A new survey has revealed significant gaps in the public’s knowledge of contesting a will, especially for those in younger age groups.
The survey, conducted by JMW Solicitors, revealed that while 86% of Britons aged 45-59 have a basic understanding of contesting a will, just 55% know the specific grounds necessary to contest a will, and only 36% are aware of the time limit associated with the contesting process. Furthermore, only half (50%) of this age group has a will.
The lack of knowledge surrounding wills and probate means that this segment of the population is particularly vulnerable to incurring increased costs when dividing their estates, said JMW.
The firm added that increased taxation due to lack of planning as well as a greater potential for a contentious probate process could create unnecessary costs for loved ones of the deceased.
Among respondents aged 60-74, the survey shows a greater grasp of the probate process, with 73% having a will and 90% understanding what contesting a will means. However, a significant proportion (43%) don’t know the required grounds to contest a will, and 62% are unaware of the time limit for contesting a will.
Of Britons aged 75 or over, 88% have a will and 75% know what contesting a will means – but 60% do not know the grounds for contesting a will and 85% do not know the time limit to do so.
The youngest respondents to the survey showed the least knowledge of the wills process. Among those between 18-29 years, only 24% of respondents have a will, yet 72% know what contesting a will means. A notable 58% are uninformed about the grounds for contesting a will and 50% about the time limit.
Alison Parry, Head of Wills Disputes at JMW Solicitors said:
“These results highlight the need for accessible education about wills and probate across all age groups, as it can have legal and financial impacts.
A lack of planning, for example, can lengthen the costs incurred by the process of contesting a will, placing additional, unnecessary financial burden.
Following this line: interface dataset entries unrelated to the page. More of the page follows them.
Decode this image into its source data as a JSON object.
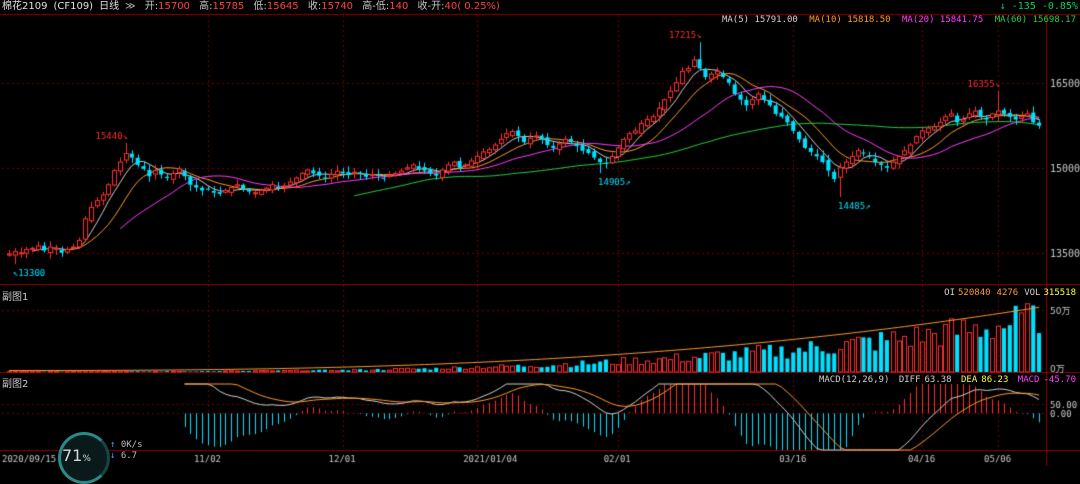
{
  "header": {
    "symbol": "棉花2109",
    "code": "(CF109)",
    "period": "日线",
    "open_label": "开:",
    "open": "15700",
    "high_label": "高:",
    "high": "15785",
    "low_label": "低:",
    "low": "15645",
    "close_label": "收:",
    "close": "15740",
    "hl_label": "高-低:",
    "hl": "140",
    "co_label": "收-开:",
    "co": "40( 0.25%)",
    "change": "↓ -135 -0.85%"
  },
  "ma_legend": [
    {
      "label": "MA(5)",
      "value": "15791.00",
      "color": "#d0d0d0"
    },
    {
      "label": "MA(10)",
      "value": "15818.50",
      "color": "#ff9a2a"
    },
    {
      "label": "MA(20)",
      "value": "15841.75",
      "color": "#ff3cff"
    },
    {
      "label": "MA(60)",
      "value": "15698.17",
      "color": "#20d040"
    }
  ],
  "sub1": {
    "title": "副图1",
    "oi_label": "OI",
    "oi": "520840",
    "change": "4276",
    "vol_label": "VOL",
    "vol": "315518",
    "ticks": [
      "50万",
      "0万"
    ]
  },
  "sub2": {
    "title": "副图2",
    "macd_label": "MACD(12,26,9)",
    "diff_label": "DIFF",
    "diff": "63.38",
    "dea_label": "DEA",
    "dea": "86.23",
    "macd_val_label": "MACD",
    "macd_val": "-45.70",
    "ticks": [
      "50.00",
      "0.00"
    ]
  },
  "gauge": {
    "value": "71",
    "unit": "%",
    "net_down": "0",
    "net_unit": "K/s",
    "net_up": "6.7"
  },
  "colors": {
    "up": "#ff3030",
    "down": "#00e0ff",
    "bg": "#000000",
    "grid": "#8b0000"
  },
  "chart_data": {
    "type": "candlestick",
    "price_ylim": [
      12950,
      17500
    ],
    "price_ticks": [
      13500,
      15000,
      16500
    ],
    "x_labels": [
      {
        "i": 0,
        "label": "2020/09/15"
      },
      {
        "i": 34,
        "label": "11/02"
      },
      {
        "i": 57,
        "label": "12/01"
      },
      {
        "i": 80,
        "label": "2021/01/04"
      },
      {
        "i": 104,
        "label": "02/01"
      },
      {
        "i": 134,
        "label": "03/16"
      },
      {
        "i": 156,
        "label": "04/16"
      },
      {
        "i": 169,
        "label": "05/06"
      }
    ],
    "annotations": [
      {
        "i": 1,
        "price": 13300,
        "text": "13300",
        "side": "low"
      },
      {
        "i": 20,
        "price": 15440,
        "text": "15440",
        "side": "high"
      },
      {
        "i": 101,
        "price": 14905,
        "text": "14905",
        "side": "low"
      },
      {
        "i": 118,
        "price": 17215,
        "text": "17215",
        "side": "high"
      },
      {
        "i": 142,
        "price": 14485,
        "text": "14485",
        "side": "low"
      },
      {
        "i": 169,
        "price": 16355,
        "text": "16355",
        "side": "high"
      }
    ],
    "closes": [
      13480,
      13520,
      13500,
      13560,
      13580,
      13620,
      13540,
      13600,
      13580,
      13500,
      13560,
      13600,
      13720,
      14100,
      14300,
      14420,
      14520,
      14700,
      14950,
      15100,
      15250,
      15180,
      15050,
      14980,
      14850,
      14950,
      14880,
      14820,
      14900,
      14980,
      14850,
      14700,
      14650,
      14600,
      14620,
      14560,
      14540,
      14600,
      14650,
      14700,
      14620,
      14580,
      14560,
      14600,
      14640,
      14700,
      14650,
      14680,
      14750,
      14820,
      14900,
      14960,
      14900,
      14860,
      14820,
      14880,
      14940,
      14900,
      14870,
      14920,
      14890,
      14840,
      14880,
      14860,
      14820,
      14860,
      14900,
      14940,
      15000,
      15050,
      14980,
      14950,
      14900,
      14860,
      14960,
      15050,
      15100,
      15000,
      15050,
      15120,
      15200,
      15280,
      15320,
      15400,
      15500,
      15600,
      15640,
      15560,
      15450,
      15520,
      15560,
      15500,
      15400,
      15350,
      15420,
      15500,
      15450,
      15380,
      15300,
      15260,
      15180,
      15100,
      15080,
      15200,
      15350,
      15500,
      15600,
      15650,
      15780,
      15850,
      15900,
      16050,
      16200,
      16350,
      16500,
      16700,
      16750,
      16900,
      16750,
      16600,
      16650,
      16700,
      16600,
      16500,
      16300,
      16200,
      16100,
      16200,
      16300,
      16200,
      16100,
      15950,
      15900,
      15800,
      15650,
      15500,
      15350,
      15280,
      15200,
      15100,
      14950,
      14800,
      15000,
      15100,
      15200,
      15300,
      15250,
      15200,
      15100,
      15050,
      15000,
      15100,
      15200,
      15300,
      15400,
      15550,
      15650,
      15700,
      15720,
      15800,
      15900,
      15950,
      15800,
      15850,
      15950,
      16000,
      15900,
      15850,
      15950,
      16000,
      15950,
      15900,
      15850,
      15900,
      15950,
      15800,
      15740
    ],
    "volume_range": [
      0,
      600000
    ],
    "macd_range": [
      -200,
      160
    ]
  }
}
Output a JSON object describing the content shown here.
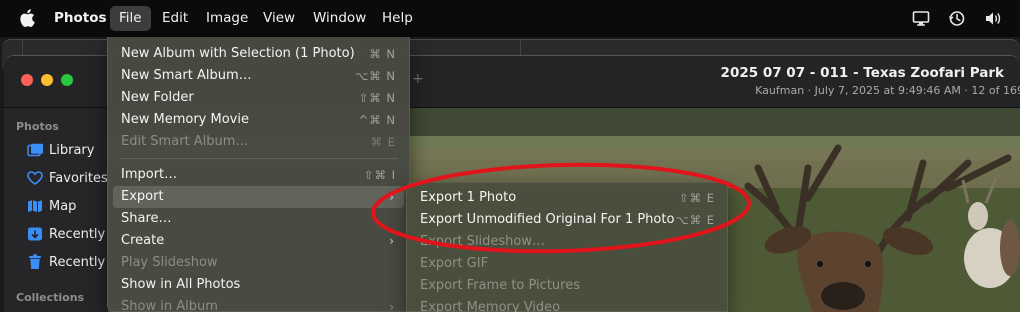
{
  "menubar": {
    "app_name": "Photos",
    "items": [
      "File",
      "Edit",
      "Image",
      "View",
      "Window",
      "Help"
    ],
    "status_icons": [
      "display-icon",
      "history-icon",
      "volume-icon"
    ]
  },
  "window": {
    "title": "2025 07 07 - 011 - Texas Zoofari Park",
    "subtitle": "Kaufman  ·  July 7, 2025 at 9:49:46 AM  ·  12 of 169"
  },
  "sidebar": {
    "section_photos": "Photos",
    "items": [
      {
        "label": "Library",
        "icon": "library-icon"
      },
      {
        "label": "Favorites",
        "icon": "heart-icon"
      },
      {
        "label": "Map",
        "icon": "map-icon"
      },
      {
        "label": "Recently",
        "icon": "recently-saved-icon"
      },
      {
        "label": "Recently",
        "icon": "trash-icon"
      }
    ],
    "section_collections": "Collections"
  },
  "file_menu": {
    "items": [
      {
        "label": "New Album with Selection (1 Photo)",
        "shortcut": "⌘ N",
        "enabled": true
      },
      {
        "label": "New Smart Album…",
        "shortcut": "⌥⌘ N",
        "enabled": true
      },
      {
        "label": "New Folder",
        "shortcut": "⇧⌘ N",
        "enabled": true
      },
      {
        "label": "New Memory Movie",
        "shortcut": "^⌘ N",
        "enabled": true
      },
      {
        "label": "Edit Smart Album…",
        "shortcut": "⌘ E",
        "enabled": false
      },
      {
        "label": "Import…",
        "shortcut": "⇧⌘ I",
        "enabled": true
      },
      {
        "label": "Export",
        "shortcut": "",
        "enabled": true,
        "submenu": true
      },
      {
        "label": "Share…",
        "shortcut": "",
        "enabled": true
      },
      {
        "label": "Create",
        "shortcut": "",
        "enabled": true,
        "submenu": true
      },
      {
        "label": "Play Slideshow",
        "shortcut": "",
        "enabled": false
      },
      {
        "label": "Show in All Photos",
        "shortcut": "",
        "enabled": true
      },
      {
        "label": "Show in Album",
        "shortcut": "",
        "enabled": false,
        "submenu": true
      }
    ]
  },
  "export_submenu": {
    "items": [
      {
        "label": "Export 1 Photo",
        "shortcut": "⇧⌘ E",
        "enabled": true
      },
      {
        "label": "Export Unmodified Original For 1 Photo",
        "shortcut": "⌥⌘ E",
        "enabled": true
      },
      {
        "label": "Export Slideshow…",
        "shortcut": "",
        "enabled": false
      },
      {
        "label": "Export GIF",
        "shortcut": "",
        "enabled": false
      },
      {
        "label": "Export Frame to Pictures",
        "shortcut": "",
        "enabled": false
      },
      {
        "label": "Export Memory Video",
        "shortcut": "",
        "enabled": false
      }
    ]
  },
  "colors": {
    "annotation": "#e0141a",
    "accent": "#3b8ef5"
  }
}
Our mission is to ensure that individuals are equipped with the essential knowledge to make informed decisions about their legal rights and potential inheritances.”